All the shotgun mics that we’ve reviewed so far cost way below 200 dollars. They are quite affordable and will help you learn the ropes in this department. A step up into some of the pricey models is this Rode NTG2.
This model is an entry level microphone to the Rode’s NTG series of professional shotgun microphones. Though a bit pricey, the NTG2 is nothing compared to the NTG8 which will set you up 1000 dollars back.
The NTG2 offers an economical solution for film-makers who want accuracy sounds for their video projects without costing them a fortune. Rode NTG2 is a lightweight shotgun mic that won’t skew your rig’s balance.
Similar to other microphones from this Australian brand, the NTG2 has a rugged construction design featuring a heavy-duty metallic housing.

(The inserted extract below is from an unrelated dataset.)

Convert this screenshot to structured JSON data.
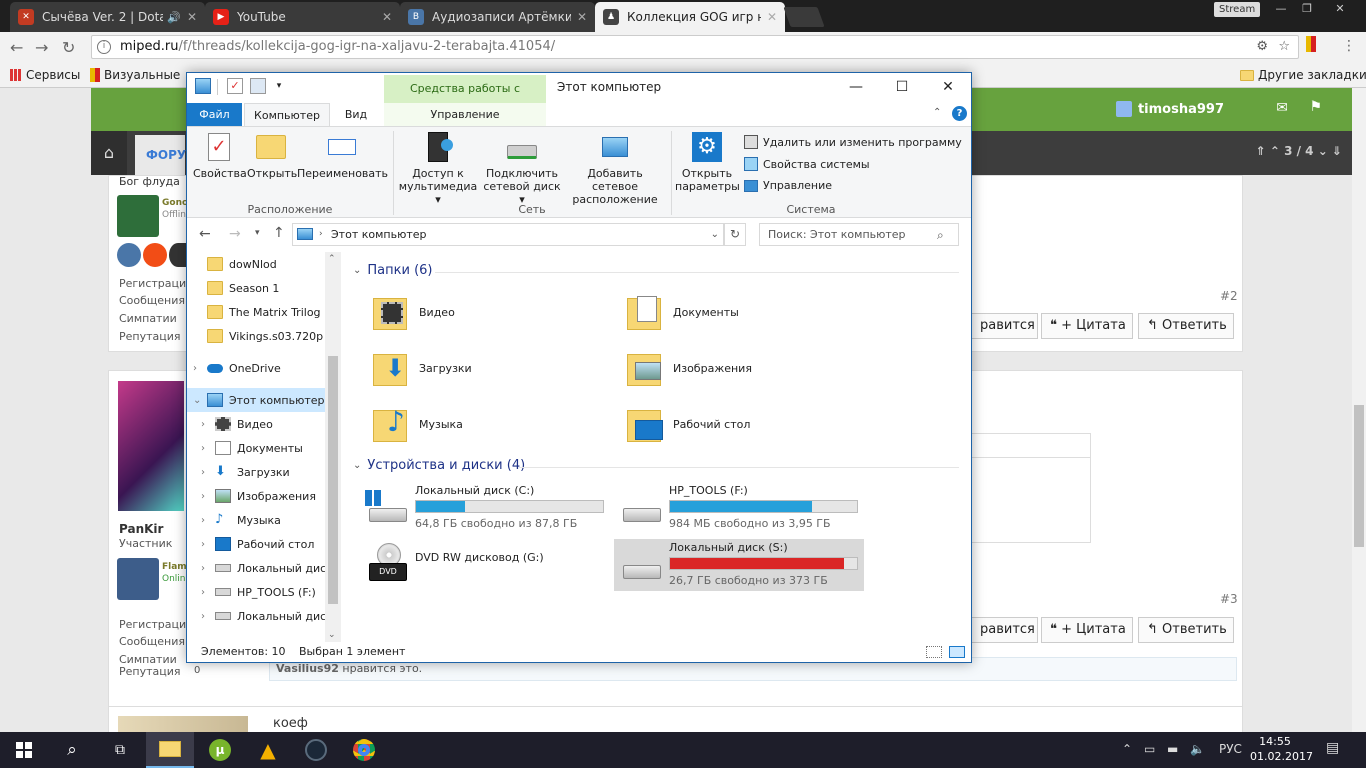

Even better, its internal circuitry has been designed to offer you superior performance regardless of the weather conditions.
But what makes a great shotgun microphone for the money is that it has almost all the features required for professional applications. First, this mic uses supercardioid directionality that isolates all unwanted noises from the source. Again, NTG2 has an impressive signal-to-noise ratio (76dB) and an impressive sensitivity of 36dB. Its max SPL handling is also pretty high at 131dB. All these mics make it amongst the recommended shotgun mics for use in loud environments.
The Sennheiser MKE 600 is synonymous with high-quality audio reproduction. This is a professional shotgun microphone common with film-makers and news broadcasting stations. It’s also a great option if you’ll be picking up sounds on a windy day.
Like the NTG2 above, the MKE 600 can be powered either by 48-volts phantom power or a 1.5v AA battery. It has a battery compartment onboard and can run on it for close to 150 hours.
This convenient powering options plus its heavy-duty construction make it for both indoors and on-the-road use. Its compact and lightweight design, in fact, makes it a good shotgun mic for use on the go. It's also easy to use the MKE 600 on either a boom or DSLR cameras.
So, how does the MKE 600 perform? This is a highly-directional condenser microphone that targets the source and rejects most of the off-axis noise. The mic itself has an amazingly low self-noise 16dB. This means that the microphone won’t add any considerable noise to your recordings. It also has a wide frequency response ranging from 40Hz to 20 kHz. Even better, the mic has a low-cut filter that comes in handy in windy situations.
The last place where you’d expect to find a shotgun mic is in a recording studio especially the home-based types. These audio tools are designed mainly for the news reporters and video makers. However, several studio professionals and enthusiasts have a use for about anything.
Several people use rifle microphones to record vocals. I once met a sound engineer who said that he uses a shotgun mic for voiceovers and on snares (when pointed downwards) and sometimes on acoustic guitars. It turns out that the use of shotgun microphones in recording studios isn’t complicated really. It can be used easily in several applications that require sound isolation. You only need to understand how to position it.
Whether you’ll try to find a way to utilize your shotgun in your studio or you’ll stick it on your camera to improve your videos’ audio quality, here are some of the most loved shotgun microphones for 2018.
As a video producer, a shotgun microphone is one of the must-have tools that shouldn’t lack in your tool kit. The thing with these mics is that they are just so good at picking up sounds from the required source while rejecting off-axis sounds. The good news is that they are easily affordable and easy to maintain given their rugged construction.
Quinn is an audio engineer who is passionate about music production gear. He's been a journalist profiling popular musicians and the gear they use. When not helping musicians and audio producers in studios, he's scouring the market to find the latest gear and music production tech.